The MPs point out that automation research benefits from international collaboration, and while they welcome commitments to maintain and replicate EU funding when the UK leaves the EU, “this is no substitute for the collaboration that comes from joint projects”. They say that the Government should seek to ensure that the UK has at least associate membership of EU research projects and can collaborate effectively with neighbouring states.

The MPs believe that the Government’s optimism on the impact of automation on UK jobs is justified only if it works with industry to ensure that the most at-risk sectors and professions have the support they need to manage this transition. They recommend that the Government works with industry to identify the sectors and skills most at risk from automation and develops an action plan for how this transition will be managed.

The potential gains that automation can bring for the UK economy cannot be left to chance, the report concludes. Instead, the Government needs to bring forward a strategy to help businesses, workers and researchers to use the transition to deliver a change to how we live and work. If managed well, this transition to a more automated British workplace should make businesses more productive, improve the supply of high-quality jobs, and support working people to have more leisure time.
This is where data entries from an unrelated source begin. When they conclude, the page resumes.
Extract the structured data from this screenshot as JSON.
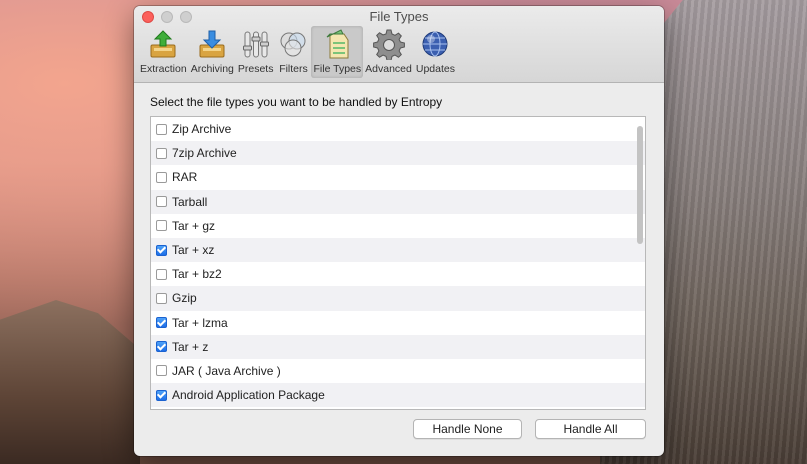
{
  "window": {
    "title": "File Types"
  },
  "toolbar": {
    "items": [
      {
        "label": "Extraction",
        "icon": "extraction-icon",
        "active": false
      },
      {
        "label": "Archiving",
        "icon": "archiving-icon",
        "active": false
      },
      {
        "label": "Presets",
        "icon": "presets-icon",
        "active": false
      },
      {
        "label": "Filters",
        "icon": "filters-icon",
        "active": false
      },
      {
        "label": "File Types",
        "icon": "file-types-icon",
        "active": true
      },
      {
        "label": "Advanced",
        "icon": "gear-icon",
        "active": false
      },
      {
        "label": "Updates",
        "icon": "globe-icon",
        "active": false
      }
    ]
  },
  "main": {
    "instruction": "Select the file types you want to be handled by Entropy",
    "file_types": [
      {
        "label": "Zip Archive",
        "checked": false
      },
      {
        "label": "7zip Archive",
        "checked": false
      },
      {
        "label": "RAR",
        "checked": false
      },
      {
        "label": "Tarball",
        "checked": false
      },
      {
        "label": "Tar + gz",
        "checked": false
      },
      {
        "label": "Tar + xz",
        "checked": true
      },
      {
        "label": "Tar + bz2",
        "checked": false
      },
      {
        "label": "Gzip",
        "checked": false
      },
      {
        "label": "Tar + lzma",
        "checked": true
      },
      {
        "label": "Tar + z",
        "checked": true
      },
      {
        "label": "JAR ( Java Archive )",
        "checked": false
      },
      {
        "label": "Android Application Package",
        "checked": true
      }
    ]
  },
  "buttons": {
    "handle_none": "Handle None",
    "handle_all": "Handle All"
  },
  "colors": {
    "accent": "#1d6ee8",
    "close": "#fc605c"
  }
}
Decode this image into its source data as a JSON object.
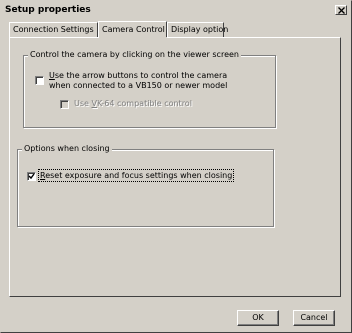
{
  "window": {
    "title": "Setup properties",
    "close_glyph": "×"
  },
  "tabs": [
    {
      "label": "Connection Settings",
      "active": false
    },
    {
      "label": "Camera Control",
      "active": true
    },
    {
      "label": "Display option",
      "active": false
    }
  ],
  "camera_group": {
    "title": "Control the camera by clicking on the viewer screen",
    "arrow_checkbox": {
      "line1_mnemonic": "U",
      "line1_rest": "se the arrow buttons to control the camera",
      "line2": "when connected to a VB150 or newer model",
      "checked": false
    },
    "vk64_checkbox": {
      "prefix": "Use ",
      "mnemonic": "V",
      "rest": "K-64 compatible control",
      "checked": false,
      "disabled": true
    }
  },
  "closing_group": {
    "title": "Options when closing",
    "reset_checkbox": {
      "mnemonic": "R",
      "rest": "eset exposure and focus settings when closing",
      "checked": true
    }
  },
  "buttons": {
    "ok": "OK",
    "cancel": "Cancel"
  },
  "colors": {
    "face": "#d4d0c8",
    "shadow": "#808080",
    "dark_shadow": "#404040",
    "highlight": "#ffffff",
    "disabled_text": "#808080"
  }
}
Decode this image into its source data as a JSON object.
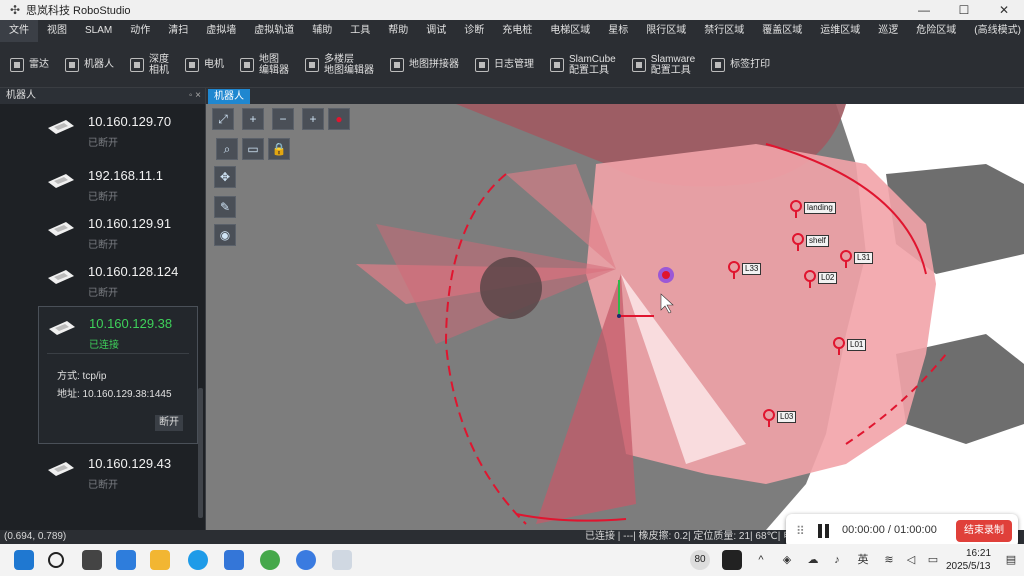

If the transition is managed badly, entire groups and regions could be left behind, British businesses could find themselves uncompetitive, SMEs will continue to form a long tail of unproductive businesses, and academics will be working in isolation attempting to catch-up with other nations’ technologies.

According to the MPs, the Government needs to take both the opportunities and risks of automation “more seriously … than it has to date”. It should not do so in isolation. Instead, it should collaborate with all those who want to harness automation to boost productivity and living standards, and it should not delay in doing so.

They recommend that the Government urgently brings together employers, workers, academia and automation developers to design a UK robot strategy on how it plans to promote and manage the transition to a more automated world of work.

Let’s hope that this important report is not lost in the furore surrounding Brexit.

* You can download the report from


Making the UK a leader in service robotics

The House of Commons committee believes that the UK could become a leader in the market for service robots, with British universities collaborating with partners around the globe to provide new technologies that improve our lives.

The MPs believe that, given the success of the High Value Manufacturing Catapult focused on industrial automation and robotics, there is an untapped potential for a similar model for service robotics, “where the UK has a chance to lead globally by building on academic excellence”.

They recommend that the Government works with research institutions to consider establishing a service robotics Catapult. Located outside of London and the South East, such a Catapult could help to create a robotics cluster – ideally near a university or technical hub – to encourage public and private funding and to support British robotics businesses and others that could benefits from diffusing new technologies.